Police see orderliness in ordinance

John Rucker is a captain with the Chico Police Department.

Editor’s note:
As noted in Downstroke and Days of Lore in the Sept. 6 issue, the Chico City Council approved a “disorderly events ordinance” 4-3, despite some unanswered questions and public uncertainty. It won’t become law unless the council certifies its decision at Tuesday’s meeting (Sept. 18).

The proposed “disorderly events ordinance” that Chico police recently submitted for City Council approval has created an unintended controversy. We appreciate the invitation by the CN&R to explain the ordinance and the motivations behind it.

The City Council asked the Police Department to formulate new legal “tools” that would help maintain public safety at “out-of-control parties.” This direction was a result of the council’s concern about the increase in violent crime in our community and incidents where officers were being injured and/or attacked at large events.
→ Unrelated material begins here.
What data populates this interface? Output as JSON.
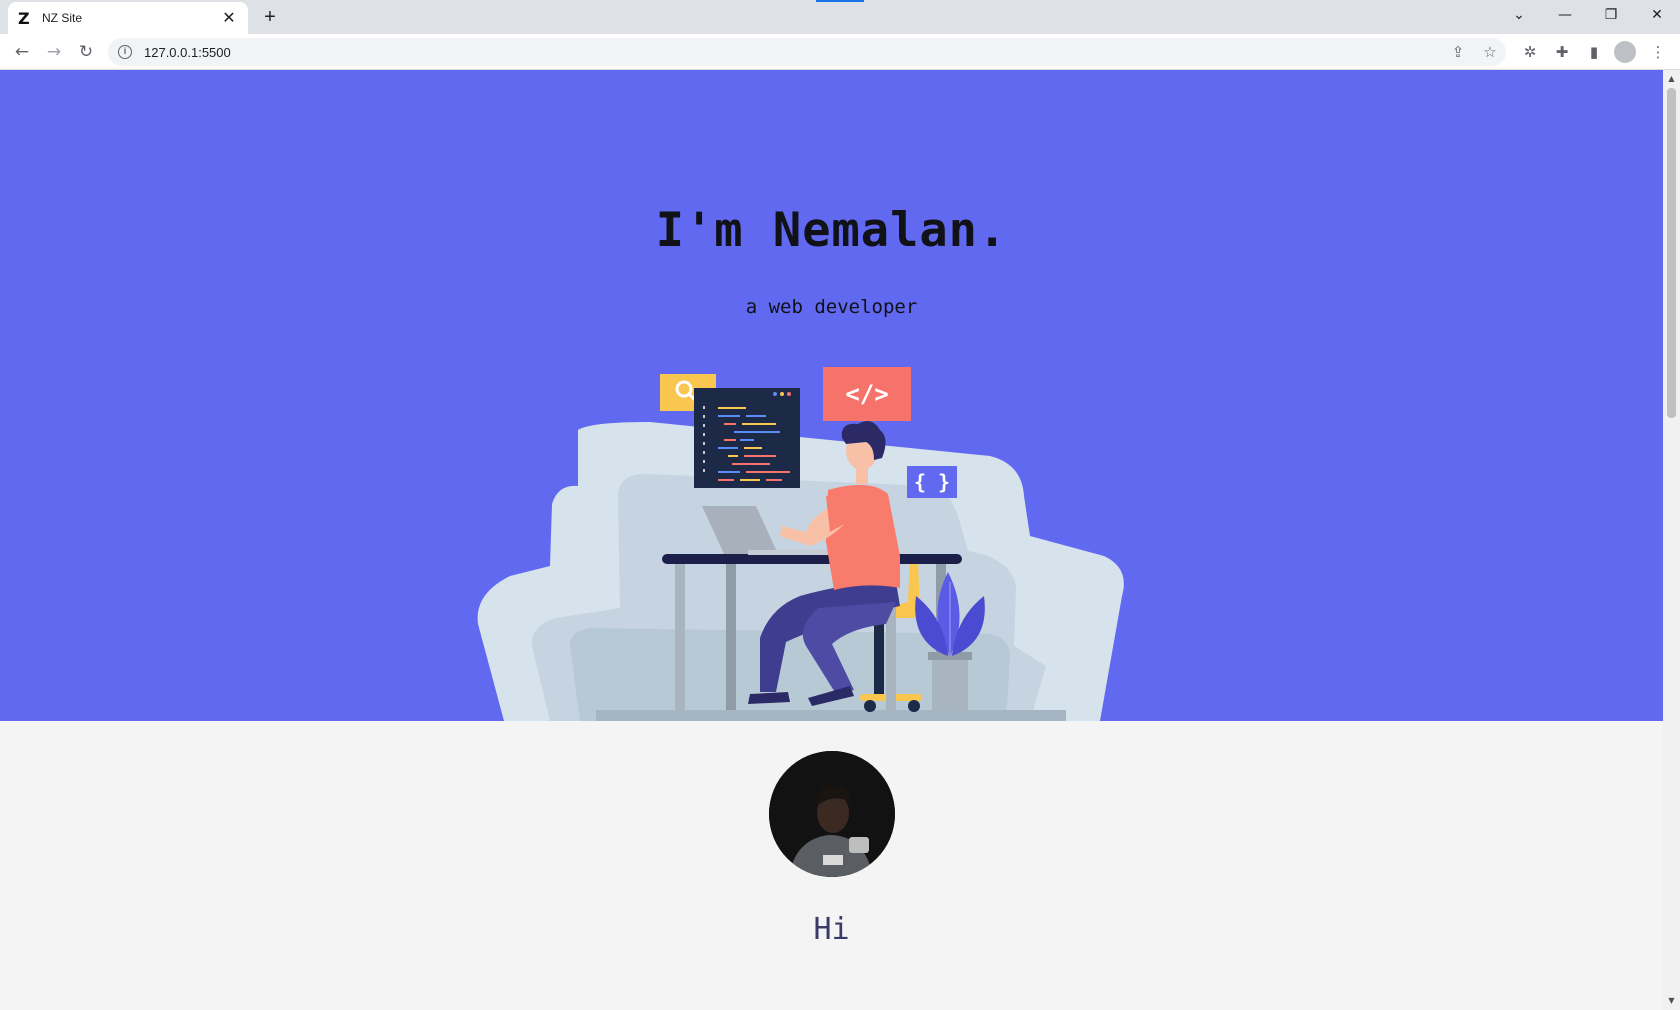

Over the years we have compared ideas and strategies with many other large college communities. After some “false starts,” we settled on an ordinance with which the Santa Barbara County Sheriff’s Office was having success in Isla Vista, where most UC Santa Barbara students reside. We made minor changes and introduced the ordinance in July.

“Disorderly events” are defined as those events where three or more of a listed set of misdemeanor crimes have occurred, or one felony crime has occurred. After input from members of the Chico community, the prohibitions on slam dancing and crowd diving that appear in Santa Barbara’s ordinance were removed.

Chico’s ordinance would make it an infraction violation for any person at an event where crimes are occurring who does not follow the directions of police to leave the area. This is a lower-level enforcement than the existing misdemeanor “unlawful-assembly” state laws now used (Calif. Penal Code 407, 408, 409).

Our goal is to be able to compel attendees of unsafe events, where crimes are occurring, to leave the area without having to raise our enforcement to the misdemeanor level. Raising enforcement to that level can result in criminal arrests and cause the formation of a “mob” mentality, which we try to avoid. Using our usual “low-key” approach to gain voluntary compliance with the ordinance is our goal.

The ordinance will set a clear community standard that criminal activity will not be tolerated. The ordinance will also set up a significant amount of peer pressure among attendees to keep their friends safe and lawful.

Just as we already use our discretion to determine when to enforce state laws, we ask citizens to trust us to exercise that same discretion when enforcing this municipal code.

If a citizen feels that she or he has been improperly issued a citation, the court process will decide if it is an error. If a person is not issued a citation but feels we should not have shut down the party, then we have an easily accessible citizen complaint process that they can utilize.

On behalf of my agency, I thank you for your support.